Using Printmaking and the Moving Image to relocate the individual within Algorithms and Automation.
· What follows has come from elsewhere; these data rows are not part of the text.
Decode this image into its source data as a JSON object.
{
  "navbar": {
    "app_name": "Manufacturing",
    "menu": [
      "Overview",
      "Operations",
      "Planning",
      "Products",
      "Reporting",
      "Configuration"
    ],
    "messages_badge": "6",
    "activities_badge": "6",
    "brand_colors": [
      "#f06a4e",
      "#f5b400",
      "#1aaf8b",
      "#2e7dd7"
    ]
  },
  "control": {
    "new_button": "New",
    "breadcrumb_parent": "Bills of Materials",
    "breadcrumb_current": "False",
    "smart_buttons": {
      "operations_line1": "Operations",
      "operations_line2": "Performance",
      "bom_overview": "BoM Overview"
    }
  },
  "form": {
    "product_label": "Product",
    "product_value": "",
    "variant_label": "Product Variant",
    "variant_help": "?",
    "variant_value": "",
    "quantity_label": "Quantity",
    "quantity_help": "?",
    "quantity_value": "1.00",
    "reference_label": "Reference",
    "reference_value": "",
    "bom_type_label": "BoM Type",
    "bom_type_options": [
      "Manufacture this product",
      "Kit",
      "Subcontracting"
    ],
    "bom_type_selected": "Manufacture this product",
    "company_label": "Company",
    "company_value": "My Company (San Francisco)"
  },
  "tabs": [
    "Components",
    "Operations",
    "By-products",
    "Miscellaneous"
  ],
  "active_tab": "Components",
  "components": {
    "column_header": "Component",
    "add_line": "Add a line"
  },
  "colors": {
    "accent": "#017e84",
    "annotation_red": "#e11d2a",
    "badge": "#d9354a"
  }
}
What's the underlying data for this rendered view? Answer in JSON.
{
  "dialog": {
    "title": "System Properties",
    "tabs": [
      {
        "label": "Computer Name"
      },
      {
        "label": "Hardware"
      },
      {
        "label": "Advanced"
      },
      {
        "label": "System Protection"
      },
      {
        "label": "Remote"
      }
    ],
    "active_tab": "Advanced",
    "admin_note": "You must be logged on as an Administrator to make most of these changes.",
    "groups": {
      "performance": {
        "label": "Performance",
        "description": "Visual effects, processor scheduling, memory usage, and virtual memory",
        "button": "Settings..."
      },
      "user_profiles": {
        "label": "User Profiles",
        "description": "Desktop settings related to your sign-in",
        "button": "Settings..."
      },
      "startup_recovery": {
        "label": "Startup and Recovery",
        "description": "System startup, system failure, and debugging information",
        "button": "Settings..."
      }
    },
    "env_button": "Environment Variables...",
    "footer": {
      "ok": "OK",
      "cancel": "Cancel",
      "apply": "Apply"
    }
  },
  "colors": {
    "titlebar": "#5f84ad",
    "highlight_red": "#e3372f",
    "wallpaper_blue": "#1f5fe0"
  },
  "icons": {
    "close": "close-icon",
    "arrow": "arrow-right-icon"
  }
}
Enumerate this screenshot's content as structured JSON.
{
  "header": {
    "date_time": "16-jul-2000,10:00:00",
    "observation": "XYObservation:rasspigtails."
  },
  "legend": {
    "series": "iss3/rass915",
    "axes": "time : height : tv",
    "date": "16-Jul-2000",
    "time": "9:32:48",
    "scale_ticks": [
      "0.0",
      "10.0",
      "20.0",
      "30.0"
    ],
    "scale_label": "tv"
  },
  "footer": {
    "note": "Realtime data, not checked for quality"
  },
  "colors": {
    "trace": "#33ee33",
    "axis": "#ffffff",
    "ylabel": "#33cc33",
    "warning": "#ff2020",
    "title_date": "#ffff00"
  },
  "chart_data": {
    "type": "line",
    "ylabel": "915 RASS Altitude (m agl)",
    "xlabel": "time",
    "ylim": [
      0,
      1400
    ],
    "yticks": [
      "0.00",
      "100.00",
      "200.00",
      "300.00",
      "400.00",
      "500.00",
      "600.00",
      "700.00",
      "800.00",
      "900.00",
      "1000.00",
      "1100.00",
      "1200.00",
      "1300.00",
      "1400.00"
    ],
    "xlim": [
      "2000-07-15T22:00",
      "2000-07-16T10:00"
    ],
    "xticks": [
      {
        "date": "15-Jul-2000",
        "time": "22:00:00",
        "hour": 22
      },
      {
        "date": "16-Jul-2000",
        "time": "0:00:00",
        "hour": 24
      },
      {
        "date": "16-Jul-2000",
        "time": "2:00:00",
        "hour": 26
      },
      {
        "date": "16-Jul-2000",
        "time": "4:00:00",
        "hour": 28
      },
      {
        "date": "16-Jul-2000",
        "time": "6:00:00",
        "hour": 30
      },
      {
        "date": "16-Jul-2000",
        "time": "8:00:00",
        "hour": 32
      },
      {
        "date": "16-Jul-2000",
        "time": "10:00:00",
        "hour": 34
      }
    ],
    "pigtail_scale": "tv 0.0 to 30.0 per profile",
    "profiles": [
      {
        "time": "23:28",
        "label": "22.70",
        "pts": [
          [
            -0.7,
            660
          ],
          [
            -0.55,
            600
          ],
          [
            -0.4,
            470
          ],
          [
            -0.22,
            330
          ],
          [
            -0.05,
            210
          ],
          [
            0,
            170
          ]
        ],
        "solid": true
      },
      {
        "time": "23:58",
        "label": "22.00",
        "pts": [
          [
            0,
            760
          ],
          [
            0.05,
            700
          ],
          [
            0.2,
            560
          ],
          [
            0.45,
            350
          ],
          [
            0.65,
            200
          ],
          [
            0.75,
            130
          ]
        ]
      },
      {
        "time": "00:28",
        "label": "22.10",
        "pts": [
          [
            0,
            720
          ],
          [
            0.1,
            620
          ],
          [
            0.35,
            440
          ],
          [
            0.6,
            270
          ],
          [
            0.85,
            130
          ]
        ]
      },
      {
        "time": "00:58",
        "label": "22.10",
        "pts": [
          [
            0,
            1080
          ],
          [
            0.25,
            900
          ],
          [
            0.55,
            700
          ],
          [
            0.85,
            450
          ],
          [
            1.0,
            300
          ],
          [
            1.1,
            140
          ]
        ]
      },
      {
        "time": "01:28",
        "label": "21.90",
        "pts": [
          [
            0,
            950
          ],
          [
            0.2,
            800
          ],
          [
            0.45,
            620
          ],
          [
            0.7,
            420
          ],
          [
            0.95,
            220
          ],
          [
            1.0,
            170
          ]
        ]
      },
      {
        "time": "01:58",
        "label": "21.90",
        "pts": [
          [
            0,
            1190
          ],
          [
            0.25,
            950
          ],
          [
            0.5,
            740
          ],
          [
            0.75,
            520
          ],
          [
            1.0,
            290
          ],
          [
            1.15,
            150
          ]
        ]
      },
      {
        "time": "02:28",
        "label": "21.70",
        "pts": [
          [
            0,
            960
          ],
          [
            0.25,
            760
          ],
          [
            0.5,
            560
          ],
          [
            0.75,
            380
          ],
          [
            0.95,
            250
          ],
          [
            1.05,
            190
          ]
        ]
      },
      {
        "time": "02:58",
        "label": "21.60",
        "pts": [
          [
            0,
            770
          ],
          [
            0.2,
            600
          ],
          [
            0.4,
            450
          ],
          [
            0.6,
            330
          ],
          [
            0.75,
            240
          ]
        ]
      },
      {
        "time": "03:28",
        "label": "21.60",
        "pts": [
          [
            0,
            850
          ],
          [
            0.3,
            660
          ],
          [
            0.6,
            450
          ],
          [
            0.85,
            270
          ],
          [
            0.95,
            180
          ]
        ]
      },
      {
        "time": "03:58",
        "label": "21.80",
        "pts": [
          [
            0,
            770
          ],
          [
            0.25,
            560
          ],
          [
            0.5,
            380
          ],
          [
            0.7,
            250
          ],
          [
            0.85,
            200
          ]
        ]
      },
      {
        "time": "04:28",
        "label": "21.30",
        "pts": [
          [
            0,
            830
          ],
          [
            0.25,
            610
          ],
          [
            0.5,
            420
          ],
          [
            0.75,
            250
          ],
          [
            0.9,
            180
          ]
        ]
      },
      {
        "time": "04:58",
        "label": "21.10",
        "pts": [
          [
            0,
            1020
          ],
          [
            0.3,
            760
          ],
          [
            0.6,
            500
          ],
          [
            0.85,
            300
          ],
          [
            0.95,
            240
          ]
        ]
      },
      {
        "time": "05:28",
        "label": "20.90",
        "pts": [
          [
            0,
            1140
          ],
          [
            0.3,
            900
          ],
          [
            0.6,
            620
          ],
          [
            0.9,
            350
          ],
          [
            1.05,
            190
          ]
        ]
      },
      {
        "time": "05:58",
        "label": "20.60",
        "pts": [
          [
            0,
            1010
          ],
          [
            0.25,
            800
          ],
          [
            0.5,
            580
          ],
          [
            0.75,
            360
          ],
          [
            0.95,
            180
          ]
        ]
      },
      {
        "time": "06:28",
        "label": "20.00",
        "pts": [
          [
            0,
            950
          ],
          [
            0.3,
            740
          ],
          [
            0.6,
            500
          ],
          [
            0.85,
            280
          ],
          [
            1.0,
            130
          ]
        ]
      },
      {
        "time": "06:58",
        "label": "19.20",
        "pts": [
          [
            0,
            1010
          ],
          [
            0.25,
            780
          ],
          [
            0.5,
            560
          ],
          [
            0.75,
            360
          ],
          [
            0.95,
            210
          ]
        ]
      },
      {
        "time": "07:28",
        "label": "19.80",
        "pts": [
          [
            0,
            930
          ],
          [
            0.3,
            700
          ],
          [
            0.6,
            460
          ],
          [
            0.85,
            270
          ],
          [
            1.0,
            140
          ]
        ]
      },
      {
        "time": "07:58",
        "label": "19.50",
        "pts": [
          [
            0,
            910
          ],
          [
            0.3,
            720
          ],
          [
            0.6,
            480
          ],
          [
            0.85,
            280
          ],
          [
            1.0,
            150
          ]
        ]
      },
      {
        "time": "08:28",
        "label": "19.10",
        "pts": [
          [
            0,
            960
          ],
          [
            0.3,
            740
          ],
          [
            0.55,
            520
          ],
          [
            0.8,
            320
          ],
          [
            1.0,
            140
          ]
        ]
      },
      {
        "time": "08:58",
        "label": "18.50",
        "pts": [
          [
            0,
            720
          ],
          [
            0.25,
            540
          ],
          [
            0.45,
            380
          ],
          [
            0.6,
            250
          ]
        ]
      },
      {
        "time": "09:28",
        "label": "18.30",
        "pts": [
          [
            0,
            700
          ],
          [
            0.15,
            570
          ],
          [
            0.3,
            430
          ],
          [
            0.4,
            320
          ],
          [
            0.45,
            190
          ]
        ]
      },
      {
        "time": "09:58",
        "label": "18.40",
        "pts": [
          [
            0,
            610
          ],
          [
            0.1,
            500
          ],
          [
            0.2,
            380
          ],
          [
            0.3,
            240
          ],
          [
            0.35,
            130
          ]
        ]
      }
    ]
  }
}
My research will address printmaking and the moving image as sites for understanding the vexed relationship between digital imagery and authenticity in a context of algorithmic automation. Software used for the production of digital imagery provides the means through which to access a recorded history of actions, where each stage of production can be revisited at any point within an image making timeline. When presented with a digital image, we are no longer merely looking at a fixed record of the present moment, but a single ‘selection’ from a potentially infinite series of images. This singular image ‘surfaces’ through post-production processes that provide the means to entirely reshape the representation of reality. As a credible artefact, or as a means for presenting ‘true’ forms of representation, the digital image is fallible. Just as pixels can be numerically manipulated, new forms of agency arise at the points at which the individual – the user – inserts themselves within the digital production process. Within a system that has led to the proliferation of the ubiquitous image, where industry standard tools algorithmically stylize image output to recognisable norms, how and where are new forms of subjectivity being produced? How can artistic practice contribute to and shape the production of these subjectivities? As efficiencies of automation and distribution threaten to normalise originality, with the ‘viral’ gaining cultural currency over the unique or the ‘one off’, what sorts of works of art correspond to these changed perspectives on humanistic ideals?